But there is something about living under primitive conditions next to the sea that releases my free spirits and I have really had a great time. Perhaps I exaggerate the conditions. The campsite does have wonderful hot showers for warming up after a swim and on a bluff overlooking the Atlantic about 300 meters away is a restaurant with a terrace where I regularly bid adieu to the sun with a fancy cocktail decorated with little umbrella pierced fruit and whatnot.


The sun and weekend brought the crowds back for a last hurrah which was a bit of a drag because Thabo tends to be such a nuisance on the beach. If I swim out too far he either tries to drag me in using teeth and claws or barks hysterically and relentlessly. For awhile I try to feign innocence but soon everyone catches on that I am responsible for the beast, and reluctantly have to push off.


I recognized a lovely Dutch couple who were my neighbours last summer, and was able to light my stove with their flame throwing gadget. French alumettes were useless in the damp. This evening my corkscrew broke and I was about to go over to borrow theirs when I remembered a trick about banging the bottom of the bottle with the heel of a shoe to dislodge the cork. It works.

Saturday, September 24, 2011

A circle of beads

On September 3, 2010, I posted a bitter wail about a necklace of old blue beads I had bought in Nairobi that had disappeared.

Last week while brushing my teeth, I suddenly spied the necklace on the bathroom window sill behind some stuffed animals.
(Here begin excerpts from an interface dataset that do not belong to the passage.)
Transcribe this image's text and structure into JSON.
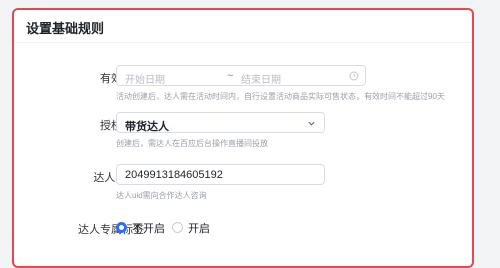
{
  "section_title": "设置基础规则",
  "validity": {
    "label": "有效时间",
    "start_placeholder": "开始日期",
    "end_placeholder": "结束日期",
    "separator": "~",
    "hint": "活动创建后，达人需在活动时间内，自行设置活动商品实际可售状态，有效时间不能超过90天"
  },
  "author": {
    "label": "授权作者",
    "value": "带货达人",
    "hint": "创建后，需达人在百应后台操作直播间投放"
  },
  "influencer_uid": {
    "label": "达人uid",
    "help": "?",
    "value": "2049913184605192",
    "hint": "达人uid需向合作达人咨询"
  },
  "exclusive_tag": {
    "label": "达人专属标签",
    "options": [
      "不开启",
      "开启"
    ],
    "selected": "不开启"
  },
  "colors": {
    "accent": "#2f6bff",
    "highlight_border": "#e5484d"
  },
  "icons": {
    "calendar": "calendar-icon",
    "dropdown": "chevron-down-icon",
    "help": "help-circle-icon"
  }
}
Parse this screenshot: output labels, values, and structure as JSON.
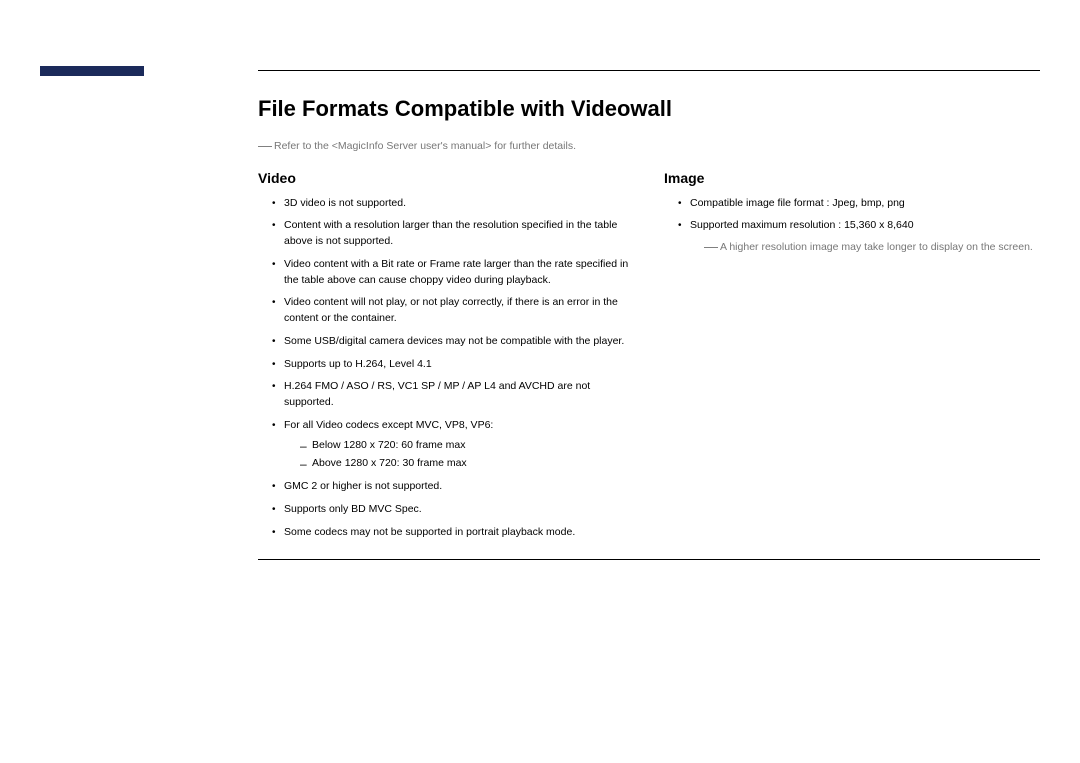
{
  "heading": "File Formats Compatible with Videowall",
  "note": "Refer to the <MagicInfo Server user's manual> for further details.",
  "video": {
    "title": "Video",
    "items": [
      "3D video is not supported.",
      "Content with a resolution larger than the resolution specified in the table above is not supported.",
      "Video content with a Bit rate or Frame rate larger than the rate specified in the table above can cause choppy video during playback.",
      "Video content will not play, or not play correctly, if there is an error in the content or the container.",
      "Some USB/digital camera devices may not be compatible with the player.",
      "Supports up to H.264, Level 4.1",
      "H.264 FMO / ASO / RS, VC1 SP / MP / AP L4 and AVCHD are not supported.",
      "For all Video codecs except MVC, VP8, VP6:",
      "GMC 2 or higher is not supported.",
      "Supports only BD MVC Spec.",
      "Some codecs may not be supported in portrait playback mode."
    ],
    "sub": [
      "Below 1280 x 720: 60 frame max",
      "Above 1280 x 720: 30 frame max"
    ]
  },
  "image": {
    "title": "Image",
    "items": [
      "Compatible image file format : Jpeg, bmp, png",
      "Supported maximum resolution : 15,360 x 8,640"
    ],
    "subnote": "A higher resolution image may take longer to display on the screen."
  }
}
I don't think I will ever know where they were all this time but I am very pleased that they found their way home. Sometimes these little mysteries just need to remain unsolved, especially if they have happy endings.

Thursday, September 22, 2011

Workshop with Françoise Utrel

Last week I attended a one day workshop with the artist Françoise Utrel. The idea was to bring in some work and discuss where and how we wanted to progress with it. Having spent my life as professional illustrator, I have struggled to create paintings with personal originality and depth. I always seem to skim along the surface.

The lunch alone that Michel, Françoise's huband, prepared was worth the price of admission. No messing about with stale sandwiches and a flask of coffee in this establishment.

I first showed Françoise some illustrative work, then some life drawings, where I think my strength lies. She suggested that I choose one drawing and repeat it to create a series. Here is the drawing and subsequent explorations. Françoise vigilantly kept watch, stopping me from over-defining any part. I found putting myself into someone else's hand for a day productive and rewarding and intend continuing the series.









Wednesday, September 21, 2011

Imagining a prehistoric sea















I happened to be in London last year in October, the month of The Big Draw, a national festival to encourage everyone to start drawing launched by The Campaign for Drawing. I determined to participate this year so my gallery is having a painting day for children of all ages on October 1st, between 10 am and 4 pm.

The theme is to paint the sea that covered this area 135 million years ago. I will supply fossils, images and materials.

Please swing by if you can.

Monday, August 15, 2011

François

Another of my favourite South African painters: François Krige.

Wednesday, August 10, 2011

Some of my favourite South African painters

They are Eleanor Esmond-White, Frans Claerhout, Alexander Rose Innes, and Irma Stern